The Nuba are a tenacious, resilient people. They have lived with war, hunger and isolation, most of their lives. Many Nuba have told me that their first thought on waking in the morning is ‘I’m still alive! God must have a purpose for my life.’ I find this statement a profound proclamation of faith. Along with their sense of gratitude that seems to permeate their day. The Nuba hang in there with life whatever their lot may be. I wonder often, ‘why are we born where we are born? What if I was born in the Nuba Mountains?

Since returning to Melbourne many people have asked me if the materialism of ‘here’ makes me frustrated and angry and how do I cope with the abundance of access and choice. Over the years I have been in a number of developing or struggling countries: Kenya, Papua New Guinea, Pakistan, Philippines and Romania. Initially re-entry into Australia was very difficult – guilt at having so much plagued me. Now I see an ever greater abundance of all kinds of stuff and a vast range of choices and access to more and more services. That strong guilt of the past is not there. Rather a sense of calm that this is how it is here and this is how it is in the Nuba Mountains. I can live in both places.

Having said that a flush loo, a shower and a comfortable bed have been greatly enjoyed. Perhaps it is a sign of my aging or greater gentleness for myself. I smile at the depth of my gratitude. And I concede that being confronted with having to make a choice about which brand of bread and yoghurt to buy is far more taxing that knowing that those choices are not before me in the Nuba. There is one kind of bread and packaged yoghurt does not exist. This opens up further dimensions to the Bamboo principles of simplicity, solidarity and contemplation. The challenge of making choices of taking responsibility for those choices takes effort and attention.

As the days unfold I wonder what true development might look like – is less, more; what dignity for all might look like – reasonable access for all. Will I- we ever ‘wake up’ across the globe and recognise that what is done here has an impact on there…that we are indeed interconnected with one another with the universe; that this reality has profound meaning and consequences.

For many of us our deepest peace and happiness are not found in access and having a lot of stuff but rather in developing friendships. And, knowing the experience of intimacy that comes with being heard and understood; the joy of sharing the surrounding natural beauty; the touching into another’s hopes and desires; the solace of presence.

I recognise more and more that the deep restless longing in me occurs wherever I am. Living simply, the experiencing of solidarity and developing a contemplative way of being, are guides into moving further into that restless longing. A longing that mysteriously holds the experience of ‘oneness’.

Nicole Rotaru rsm

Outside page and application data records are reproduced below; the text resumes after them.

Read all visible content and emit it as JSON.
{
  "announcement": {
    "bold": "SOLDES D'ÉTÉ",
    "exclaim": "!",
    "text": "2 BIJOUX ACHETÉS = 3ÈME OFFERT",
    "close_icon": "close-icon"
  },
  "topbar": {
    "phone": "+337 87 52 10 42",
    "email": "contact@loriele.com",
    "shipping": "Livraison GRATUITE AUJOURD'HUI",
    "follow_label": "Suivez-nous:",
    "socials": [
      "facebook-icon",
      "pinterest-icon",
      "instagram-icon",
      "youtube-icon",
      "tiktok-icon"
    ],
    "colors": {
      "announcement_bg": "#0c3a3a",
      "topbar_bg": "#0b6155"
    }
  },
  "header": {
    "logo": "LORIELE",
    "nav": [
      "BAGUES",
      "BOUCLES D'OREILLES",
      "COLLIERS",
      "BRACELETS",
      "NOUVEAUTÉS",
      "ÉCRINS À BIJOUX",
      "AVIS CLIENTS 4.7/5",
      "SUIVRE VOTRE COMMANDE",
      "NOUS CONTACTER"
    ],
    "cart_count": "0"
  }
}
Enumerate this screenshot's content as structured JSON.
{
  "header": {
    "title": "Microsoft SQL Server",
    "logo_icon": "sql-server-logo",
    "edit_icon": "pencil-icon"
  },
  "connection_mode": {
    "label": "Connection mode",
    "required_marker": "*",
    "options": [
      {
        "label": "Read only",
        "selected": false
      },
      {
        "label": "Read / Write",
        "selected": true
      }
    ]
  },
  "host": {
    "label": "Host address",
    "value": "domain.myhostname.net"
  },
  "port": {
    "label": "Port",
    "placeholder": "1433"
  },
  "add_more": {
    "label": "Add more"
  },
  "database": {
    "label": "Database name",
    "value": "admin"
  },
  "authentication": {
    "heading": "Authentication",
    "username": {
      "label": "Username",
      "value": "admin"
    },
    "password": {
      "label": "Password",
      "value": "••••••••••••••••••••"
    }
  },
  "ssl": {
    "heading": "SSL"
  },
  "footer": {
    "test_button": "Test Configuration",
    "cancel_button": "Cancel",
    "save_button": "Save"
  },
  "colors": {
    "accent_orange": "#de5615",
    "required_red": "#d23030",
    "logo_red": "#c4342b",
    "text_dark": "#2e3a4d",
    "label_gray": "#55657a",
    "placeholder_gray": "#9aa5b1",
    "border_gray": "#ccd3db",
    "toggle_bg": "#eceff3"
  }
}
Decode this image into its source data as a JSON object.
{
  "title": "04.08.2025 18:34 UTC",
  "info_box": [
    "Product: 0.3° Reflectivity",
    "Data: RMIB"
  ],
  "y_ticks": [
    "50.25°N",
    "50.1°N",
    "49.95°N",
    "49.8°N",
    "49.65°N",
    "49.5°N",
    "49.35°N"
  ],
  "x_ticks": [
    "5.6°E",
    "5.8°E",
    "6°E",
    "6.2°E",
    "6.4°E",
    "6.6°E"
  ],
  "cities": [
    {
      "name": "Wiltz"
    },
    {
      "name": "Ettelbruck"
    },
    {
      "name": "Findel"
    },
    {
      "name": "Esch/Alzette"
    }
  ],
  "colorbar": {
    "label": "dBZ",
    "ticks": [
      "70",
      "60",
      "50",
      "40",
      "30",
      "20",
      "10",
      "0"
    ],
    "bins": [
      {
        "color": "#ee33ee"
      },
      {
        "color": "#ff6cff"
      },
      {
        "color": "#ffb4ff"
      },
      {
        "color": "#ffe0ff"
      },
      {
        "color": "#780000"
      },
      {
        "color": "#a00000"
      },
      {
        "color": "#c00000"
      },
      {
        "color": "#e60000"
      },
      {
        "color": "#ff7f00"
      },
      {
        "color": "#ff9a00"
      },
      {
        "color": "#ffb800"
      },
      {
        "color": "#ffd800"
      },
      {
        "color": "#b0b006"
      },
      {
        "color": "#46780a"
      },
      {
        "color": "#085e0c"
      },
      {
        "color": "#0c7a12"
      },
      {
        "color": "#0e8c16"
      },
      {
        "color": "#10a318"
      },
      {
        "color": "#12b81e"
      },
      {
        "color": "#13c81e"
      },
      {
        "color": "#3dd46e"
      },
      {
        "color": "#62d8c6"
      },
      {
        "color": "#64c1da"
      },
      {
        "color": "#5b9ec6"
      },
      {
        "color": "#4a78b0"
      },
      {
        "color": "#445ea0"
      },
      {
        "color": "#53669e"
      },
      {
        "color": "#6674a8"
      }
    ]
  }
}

NicoleNicole Rotaru is a Sister of Mercy committed to listening deeply to the call of the Gospel and trusting in the providence of God while wondering about the ambiguities, paradoxes and mysteries in life. She is currently living in Melbourne.